Anyone that follows my reviews knows that I can get very wordy with my content. Sometimes, I just have a lot to say. And when 10tons, the creators of Sparkle Unleashed and Crimsonland, released their third game this year, Baseball Riot, you’d think should be a lot to say, right? Many people would say this looks like an Angry Birds game with a baseball theme. I won’t deny that claim, and I also have nothing else to contribute to the discussion. It’s functional and it has its enjoyable moments, especially after clearing a level or a succeeding on a tough shot, but overall its features are very ho-hum; what you see is what you get. Believe me when I say that I tried looking for positive or negative features — there just weren’t many.

Baseball Riot Screenshot 1

Here’s what I liked:

Aiming — Thankfully, Baseball Riot uses a free-aim shot system that shows a projected line. Some games only use a bulls-eye at a designated point, which makes it frustrating for precision. There’s not much more I can say other than thank you for not limiting the aiming.

Ragdoll physics — Watching the ball fly into an enemy is pretty satisfying. The enemy groans and falls over in an unnaturally limp manner. As an added bonus, the defeated enemy can collide into another enemy, defeating the secondary enemy in a domino-like fashion. This is a pretty good way to keep a player amused.

Baseball Riot Screenshot 2

Here’s what I didn’t like:

Well… — No major problems can be found from playing Baseball Riot. The ball physics are spot-on, although I do get disappointed when I miss a good shot. Everything works cleanly and as intended. The issue is that Baseball Riot plays it too safe, with very little in the way of features to convince players that they’re playing a brand new game. After playing a dozen levels, monotony kicks in fairly quickly since everything feels way too familiar. Nothing prevents the player from having a good time, but neither will they find it necessary to own this game.

Baseball Riot Screenshot 4


To the credit of Baseball Riot, its launch price is very enticing. It’s a good thing too, as my opinions of the game are very minimal despite my best efforts to find anything noteworthy. I will acknowledge that some fun can be had for a short time. If you’re looking for a game to spend a few days on, this can be satisfactory. Otherwise, it is a rather run-of-the-mill title.

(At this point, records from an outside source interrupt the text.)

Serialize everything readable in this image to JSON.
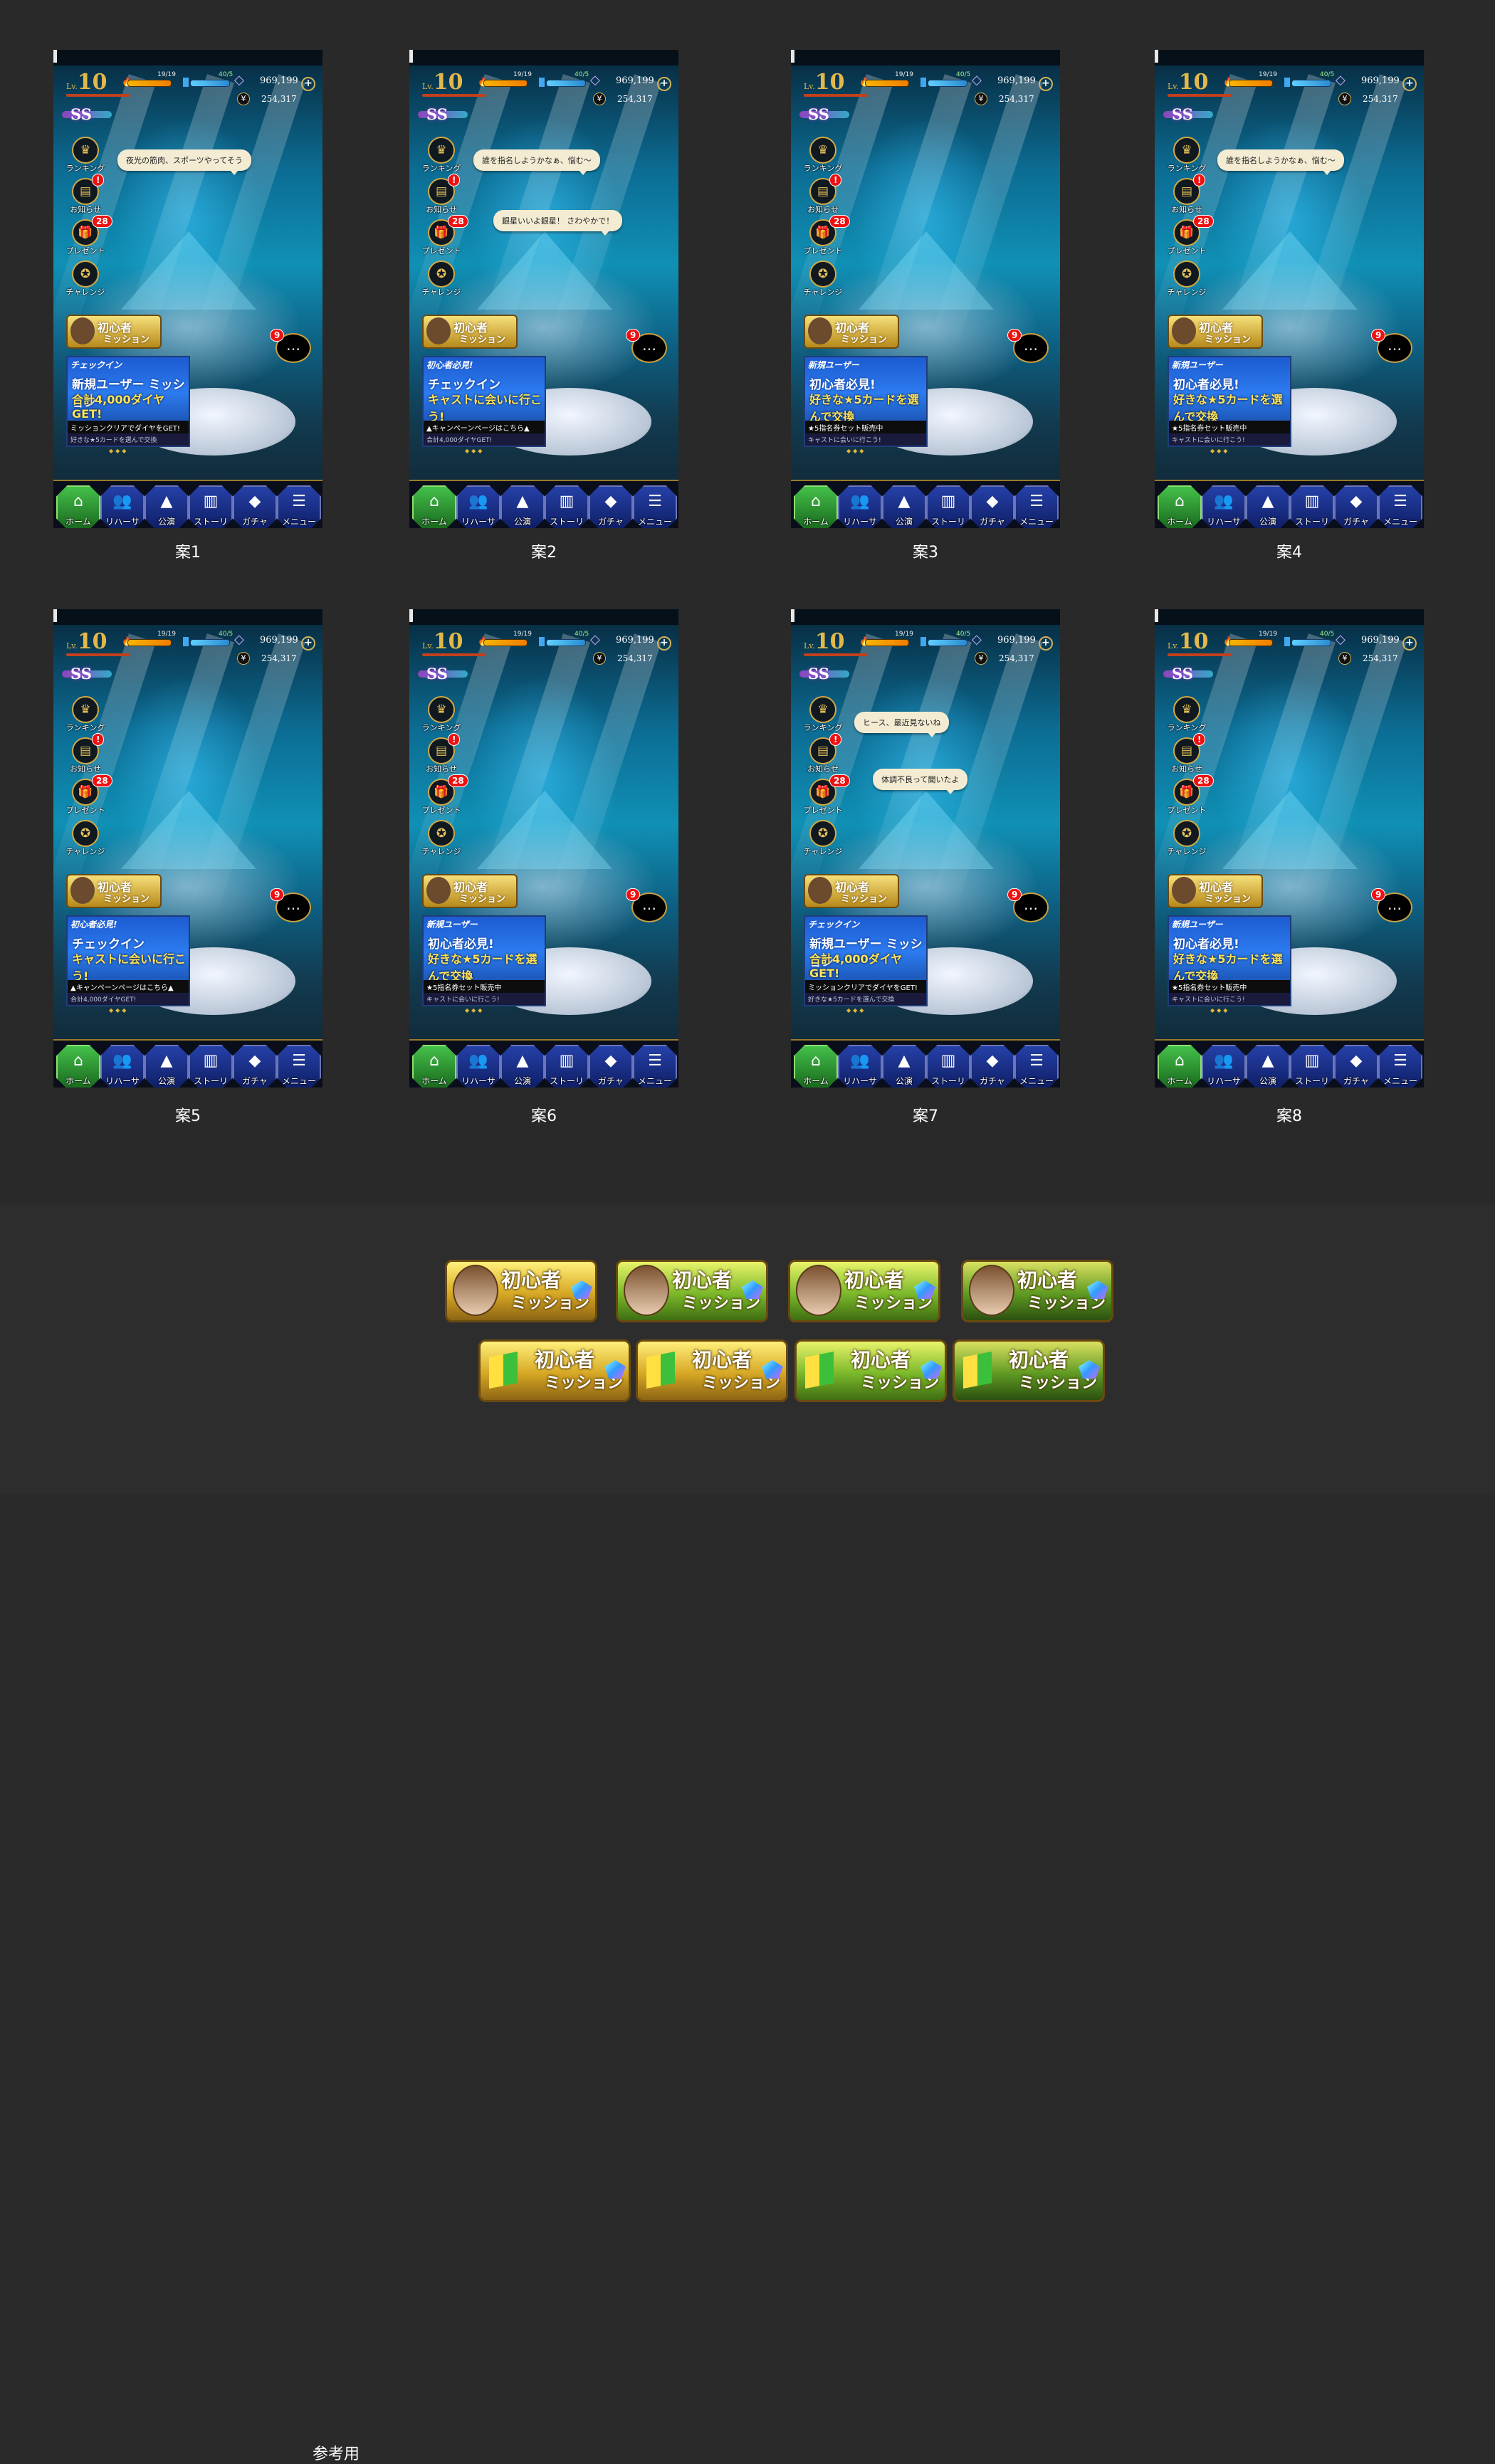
{
  "hud": {
    "lv_prefix": "Lv.",
    "level": "10",
    "stamina": "19/19",
    "bp": "40/5",
    "diamonds": "969,199",
    "yen_icon": "¥",
    "yen": "254,317",
    "rank": "SS"
  },
  "side_menu": [
    {
      "label": "ランキング",
      "icon": "crown-icon",
      "glyph": "♛",
      "badge": ""
    },
    {
      "label": "お知らせ",
      "icon": "notice-icon",
      "glyph": "▤",
      "badge": "!"
    },
    {
      "label": "プレゼント",
      "icon": "gift-icon",
      "glyph": "🎁",
      "badge": "28"
    },
    {
      "label": "チャレンジ",
      "icon": "medal-icon",
      "glyph": "✪",
      "badge": ""
    }
  ],
  "chat_badge": "9",
  "mission_badge": {
    "line1": "初心者",
    "line2": "ミッション"
  },
  "nav": [
    {
      "label": "ホーム",
      "icon": "home-icon",
      "glyph": "⌂"
    },
    {
      "label": "リハーサル",
      "icon": "rehearsal-icon",
      "glyph": "👥"
    },
    {
      "label": "公演",
      "icon": "stage-icon",
      "glyph": "▲"
    },
    {
      "label": "ストーリー",
      "icon": "book-icon",
      "glyph": "▥"
    },
    {
      "label": "ガチャ",
      "icon": "gem-icon",
      "glyph": "◆"
    },
    {
      "label": "メニュー",
      "icon": "menu-icon",
      "glyph": "☰"
    }
  ],
  "banners": {
    "mission": {
      "b1": "チェックイン",
      "b2": "新規ユーザー ミッション",
      "b3": "合計4,000ダイヤGET!",
      "b4": "ミッションクリアでダイヤをGET!",
      "b5": "好きな★5カードを選んで交換"
    },
    "checkin": {
      "b1": "初心者必見!",
      "b2": "チェックイン",
      "b3": "キャストに会いに行こう!",
      "b4": "▲キャンペーンページはこちら▲",
      "b5": "合計4,000ダイヤGET!"
    },
    "newuser": {
      "b1": "新規ユーザー",
      "b2": "初心者必見!",
      "b3": "好きな★5カードを選んで交換",
      "b4": "★5指名券セット販売中",
      "b5": "キャストに会いに行こう!"
    }
  },
  "mockups": [
    {
      "caption": "案1",
      "bubbles": [
        "夜光の筋肉、スポーツやってそう"
      ],
      "banner": "mission"
    },
    {
      "caption": "案2",
      "bubbles": [
        "誰を指名しようかなぁ、悩む〜",
        "銀星いいよ銀星！ さわやかで！"
      ],
      "banner": "checkin"
    },
    {
      "caption": "案3",
      "bubbles": [],
      "banner": "newuser"
    },
    {
      "caption": "案4",
      "bubbles": [
        "誰を指名しようかなぁ、悩む〜"
      ],
      "banner": "newuser"
    },
    {
      "caption": "案5",
      "bubbles": [],
      "banner": "checkin"
    },
    {
      "caption": "案6",
      "bubbles": [],
      "banner": "newuser"
    },
    {
      "caption": "案7",
      "bubbles": [
        "ヒース、最近見ないね",
        "体調不良って聞いたよ"
      ],
      "banner": "mission"
    },
    {
      "caption": "案8",
      "bubbles": [],
      "banner": "newuser"
    }
  ],
  "reference": {
    "title": "参考用",
    "badges": [
      {
        "line1": "初心者",
        "line2": "ミッション",
        "style": "gold-face"
      },
      {
        "line1": "初心者",
        "line2": "ミッション",
        "style": "green-face"
      },
      {
        "line1": "初心者",
        "line2": "ミッション",
        "style": "green-face"
      },
      {
        "line1": "初心者",
        "line2": "ミッション",
        "style": "dark-face"
      },
      {
        "line1": "初心者",
        "line2": "ミッション",
        "style": "gold-leaf"
      },
      {
        "line1": "初心者",
        "line2": "ミッション",
        "style": "gold-leaf"
      },
      {
        "line1": "初心者",
        "line2": "ミッション",
        "style": "green-leaf"
      },
      {
        "line1": "初心者",
        "line2": "ミッション",
        "style": "dark-leaf"
      }
    ]
  }
}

Score: Try It

Achievement Notes: The Achievements are fairly straightforward, with two Achievements available in each of the games’ eight regions. Some Achievements will take a lot of trial and error, but getting them isn’t difficult overall.

Baseball Riot was developed and published by 10tons. It was released on December 8, 2015 for $4.99. A copy was provided by 10tons for review purposes.